Winski criticized the United Auto Workers union for being too "button down" and said the union is thereby "giving up spin control" and "alienating people who have a receptive ear."
At lunch I sought out the guy with the question about labor unions. He was Mark Russo of Valerie Denny Communications, a Chicago PR firm. Its founder, a former steelworker, has been doing public interest public relations since working in the press office of the late Chicago Mayor Harold Washington.
Russo was attending the conference with fellow account representative Cheryl Bardoe. Russo and Bardoe worked at the 1996 Chicago Democratic Convention, flacking for, among other clients, the Chicago Coalition for the Homeless. As part of a campaign to get affordable housing built in the south Loop, Russo and Bardoe got national "air and ink" for the "Tree Man," a homeless man dressed up as a tree who followed Mayor Richard Daley around town during the convention asking "If I were a tree would you care about me?" (Tree planting is one of the mayor's civic passions.)

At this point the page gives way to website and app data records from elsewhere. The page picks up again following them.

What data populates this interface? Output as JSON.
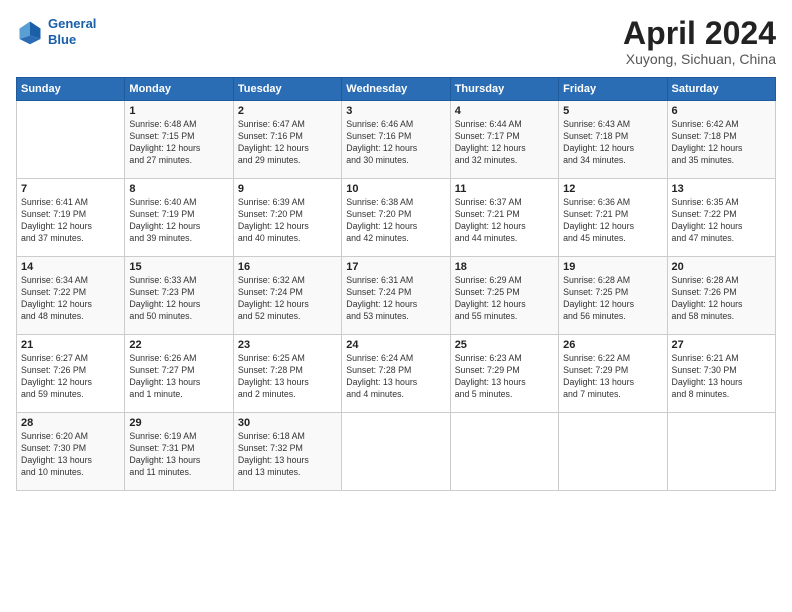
{
  "header": {
    "logo_line1": "General",
    "logo_line2": "Blue",
    "month": "April 2024",
    "location": "Xuyong, Sichuan, China"
  },
  "weekdays": [
    "Sunday",
    "Monday",
    "Tuesday",
    "Wednesday",
    "Thursday",
    "Friday",
    "Saturday"
  ],
  "weeks": [
    [
      {
        "num": "",
        "info": ""
      },
      {
        "num": "1",
        "info": "Sunrise: 6:48 AM\nSunset: 7:15 PM\nDaylight: 12 hours\nand 27 minutes."
      },
      {
        "num": "2",
        "info": "Sunrise: 6:47 AM\nSunset: 7:16 PM\nDaylight: 12 hours\nand 29 minutes."
      },
      {
        "num": "3",
        "info": "Sunrise: 6:46 AM\nSunset: 7:16 PM\nDaylight: 12 hours\nand 30 minutes."
      },
      {
        "num": "4",
        "info": "Sunrise: 6:44 AM\nSunset: 7:17 PM\nDaylight: 12 hours\nand 32 minutes."
      },
      {
        "num": "5",
        "info": "Sunrise: 6:43 AM\nSunset: 7:18 PM\nDaylight: 12 hours\nand 34 minutes."
      },
      {
        "num": "6",
        "info": "Sunrise: 6:42 AM\nSunset: 7:18 PM\nDaylight: 12 hours\nand 35 minutes."
      }
    ],
    [
      {
        "num": "7",
        "info": "Sunrise: 6:41 AM\nSunset: 7:19 PM\nDaylight: 12 hours\nand 37 minutes."
      },
      {
        "num": "8",
        "info": "Sunrise: 6:40 AM\nSunset: 7:19 PM\nDaylight: 12 hours\nand 39 minutes."
      },
      {
        "num": "9",
        "info": "Sunrise: 6:39 AM\nSunset: 7:20 PM\nDaylight: 12 hours\nand 40 minutes."
      },
      {
        "num": "10",
        "info": "Sunrise: 6:38 AM\nSunset: 7:20 PM\nDaylight: 12 hours\nand 42 minutes."
      },
      {
        "num": "11",
        "info": "Sunrise: 6:37 AM\nSunset: 7:21 PM\nDaylight: 12 hours\nand 44 minutes."
      },
      {
        "num": "12",
        "info": "Sunrise: 6:36 AM\nSunset: 7:21 PM\nDaylight: 12 hours\nand 45 minutes."
      },
      {
        "num": "13",
        "info": "Sunrise: 6:35 AM\nSunset: 7:22 PM\nDaylight: 12 hours\nand 47 minutes."
      }
    ],
    [
      {
        "num": "14",
        "info": "Sunrise: 6:34 AM\nSunset: 7:22 PM\nDaylight: 12 hours\nand 48 minutes."
      },
      {
        "num": "15",
        "info": "Sunrise: 6:33 AM\nSunset: 7:23 PM\nDaylight: 12 hours\nand 50 minutes."
      },
      {
        "num": "16",
        "info": "Sunrise: 6:32 AM\nSunset: 7:24 PM\nDaylight: 12 hours\nand 52 minutes."
      },
      {
        "num": "17",
        "info": "Sunrise: 6:31 AM\nSunset: 7:24 PM\nDaylight: 12 hours\nand 53 minutes."
      },
      {
        "num": "18",
        "info": "Sunrise: 6:29 AM\nSunset: 7:25 PM\nDaylight: 12 hours\nand 55 minutes."
      },
      {
        "num": "19",
        "info": "Sunrise: 6:28 AM\nSunset: 7:25 PM\nDaylight: 12 hours\nand 56 minutes."
      },
      {
        "num": "20",
        "info": "Sunrise: 6:28 AM\nSunset: 7:26 PM\nDaylight: 12 hours\nand 58 minutes."
      }
    ],
    [
      {
        "num": "21",
        "info": "Sunrise: 6:27 AM\nSunset: 7:26 PM\nDaylight: 12 hours\nand 59 minutes."
      },
      {
        "num": "22",
        "info": "Sunrise: 6:26 AM\nSunset: 7:27 PM\nDaylight: 13 hours\nand 1 minute."
      },
      {
        "num": "23",
        "info": "Sunrise: 6:25 AM\nSunset: 7:28 PM\nDaylight: 13 hours\nand 2 minutes."
      },
      {
        "num": "24",
        "info": "Sunrise: 6:24 AM\nSunset: 7:28 PM\nDaylight: 13 hours\nand 4 minutes."
      },
      {
        "num": "25",
        "info": "Sunrise: 6:23 AM\nSunset: 7:29 PM\nDaylight: 13 hours\nand 5 minutes."
      },
      {
        "num": "26",
        "info": "Sunrise: 6:22 AM\nSunset: 7:29 PM\nDaylight: 13 hours\nand 7 minutes."
      },
      {
        "num": "27",
        "info": "Sunrise: 6:21 AM\nSunset: 7:30 PM\nDaylight: 13 hours\nand 8 minutes."
      }
    ],
    [
      {
        "num": "28",
        "info": "Sunrise: 6:20 AM\nSunset: 7:30 PM\nDaylight: 13 hours\nand 10 minutes."
      },
      {
        "num": "29",
        "info": "Sunrise: 6:19 AM\nSunset: 7:31 PM\nDaylight: 13 hours\nand 11 minutes."
      },
      {
        "num": "30",
        "info": "Sunrise: 6:18 AM\nSunset: 7:32 PM\nDaylight: 13 hours\nand 13 minutes."
      },
      {
        "num": "",
        "info": ""
      },
      {
        "num": "",
        "info": ""
      },
      {
        "num": "",
        "info": ""
      },
      {
        "num": "",
        "info": ""
      }
    ]
  ]
}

"We are a little different from the other people at the conference because we aren't product oriented, our news is really issue oriented," said Bardoe. I asked her how her work differs from what somebody would do in public relations at Philip Morris. "I am not doing the same job as somebody at Philip Morris. I don't want to put anybody down, but I think that in the public relations industry it is important to believe in the stories you are pitching. I don't think that I would be able to work for Philip Morris. The people that I represent here are the people who are the least likely to get in the media."
Bardoe found the Infocom conference valuable. "The best thing that I got was meeting the reporters who might be interested in the stories we are working on and hearing more in-depth what they are interested in," said Bardoe. For example, she has been in touch with a reporter at the CBS bureau trying to influence the welfare debate by gettiing air time for a family on welfare.

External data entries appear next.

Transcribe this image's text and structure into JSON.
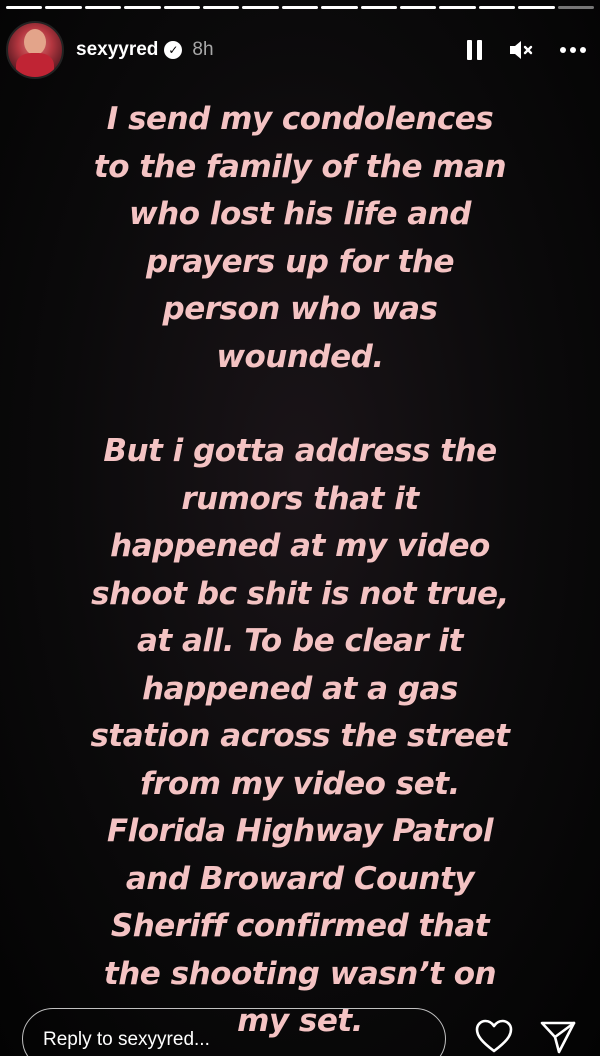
{
  "story": {
    "progress_segments": 15,
    "current_segment": 14,
    "header": {
      "username": "sexyyred",
      "time": "8h"
    },
    "message_lines_1": [
      "I send my condolences",
      "to the family of the man",
      "who lost his life and",
      "prayers up for the",
      "person who was",
      "wounded."
    ],
    "message_lines_2": [
      "But i gotta address the",
      "rumors that it",
      "happened at my video",
      "shoot bc shit is not true,",
      "at all.  To be clear it",
      "happened at a gas",
      "station across the street",
      "from my video set.",
      "Florida Highway Patrol",
      "and Broward County",
      "Sheriff confirmed that",
      "the shooting wasn’t on",
      "my set."
    ],
    "reply_placeholder": "Reply to sexyyred...",
    "colors": {
      "text": "#f4c3c3",
      "background": "#0b0a0b"
    }
  }
}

But pros like Russo and Bardoe from firms like Valerie Denny were outnumbered 100 to one at this Infocom conference. The $400 price of admission undoubtedly keeps public interest advocates from sending a representative to the conference, if they even find out about it in the first place.